#### Dataset rows for apps and sites:

══════

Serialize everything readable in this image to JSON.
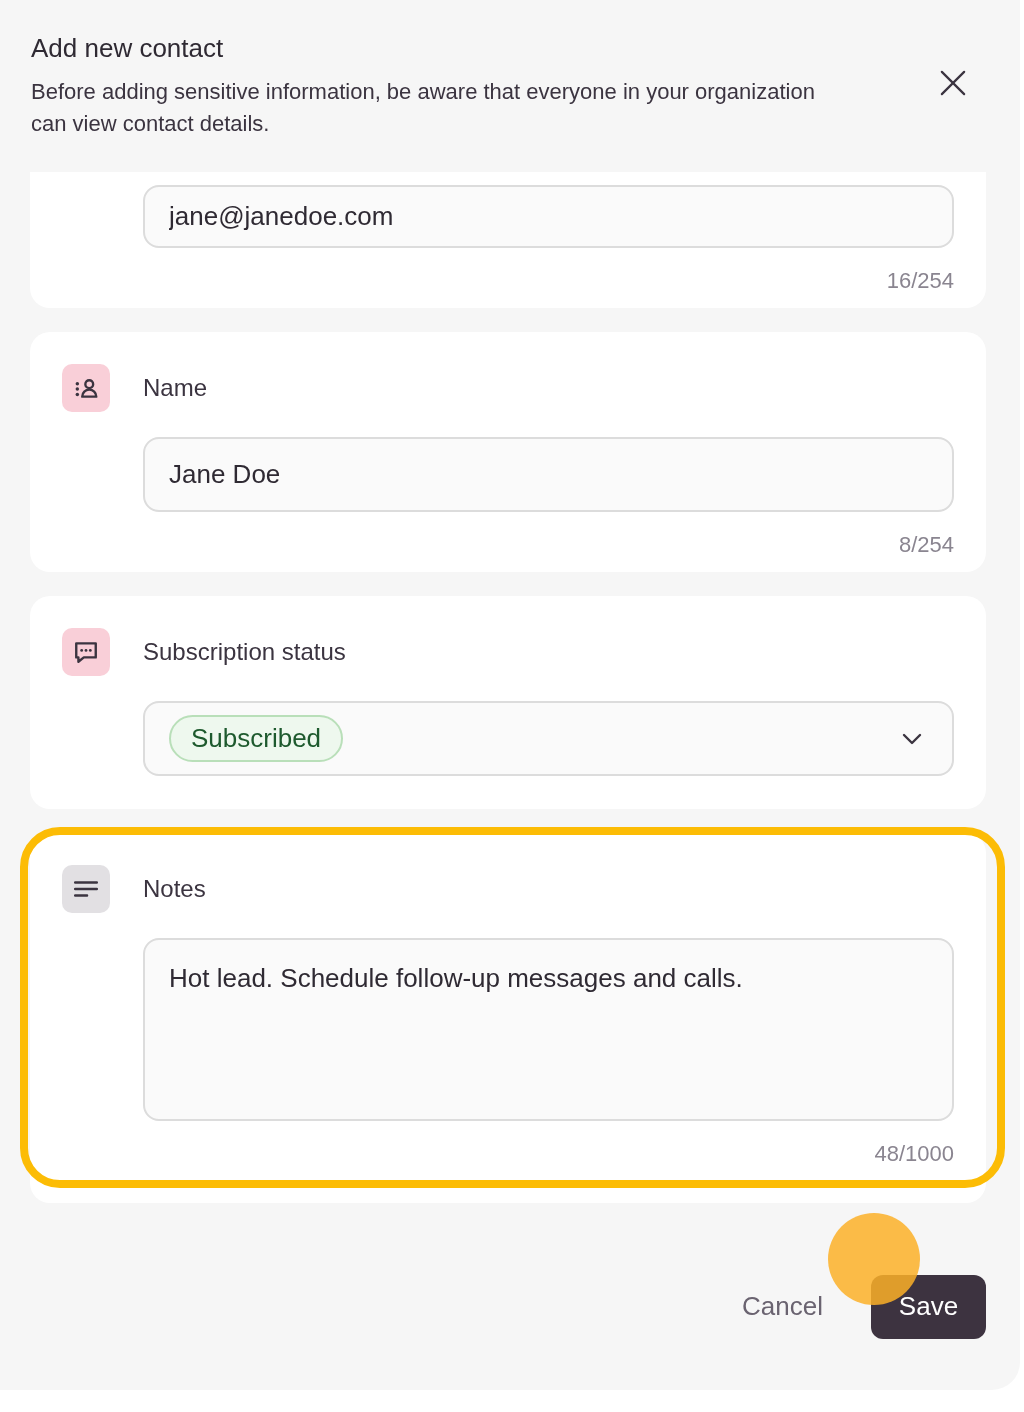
{
  "dialog": {
    "title": "Add new contact",
    "description": "Before adding sensitive information, be aware that everyone in your organization can view contact details."
  },
  "fields": [
    {
      "kind": "text",
      "value": "jane@janedoe.com",
      "counter": "16/254",
      "highlighted": false
    },
    {
      "kind": "text",
      "label": "Name",
      "color": "#f9cfd8",
      "value": "Jane Doe",
      "counter": "8/254",
      "highlighted": false
    },
    {
      "kind": "select",
      "label": "Subscription status",
      "color": "#f9cfd8",
      "value": "Subscribed",
      "highlighted": false
    },
    {
      "kind": "textarea",
      "label": "Notes",
      "color": "#e2e0e3",
      "value": "Hot lead. Schedule follow-up messages and calls.",
      "counter": "48/1000",
      "highlighted": true
    }
  ],
  "actions": {
    "cancel": "Cancel",
    "save": "Save",
    "touch_marker": true
  }
}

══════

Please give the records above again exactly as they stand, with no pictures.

Serialize everything readable in this image to JSON.
{
  "dialog": {
    "title": "Add new contact",
    "description": "Before adding sensitive information, be aware that everyone in your organization can view contact details."
  },
  "fields": [
    {
      "kind": "text",
      "value": "jane@janedoe.com",
      "counter": "16/254",
      "highlighted": false
    },
    {
      "kind": "text",
      "label": "Name",
      "color": "#f9cfd8",
      "value": "Jane Doe",
      "counter": "8/254",
      "highlighted": false
    },
    {
      "kind": "select",
      "label": "Subscription status",
      "color": "#f9cfd8",
      "value": "Subscribed",
      "highlighted": false
    },
    {
      "kind": "textarea",
      "label": "Notes",
      "color": "#e2e0e3",
      "value": "Hot lead. Schedule follow-up messages and calls.",
      "counter": "48/1000",
      "highlighted": true
    }
  ],
  "actions": {
    "cancel": "Cancel",
    "save": "Save",
    "touch_marker": true
  }
}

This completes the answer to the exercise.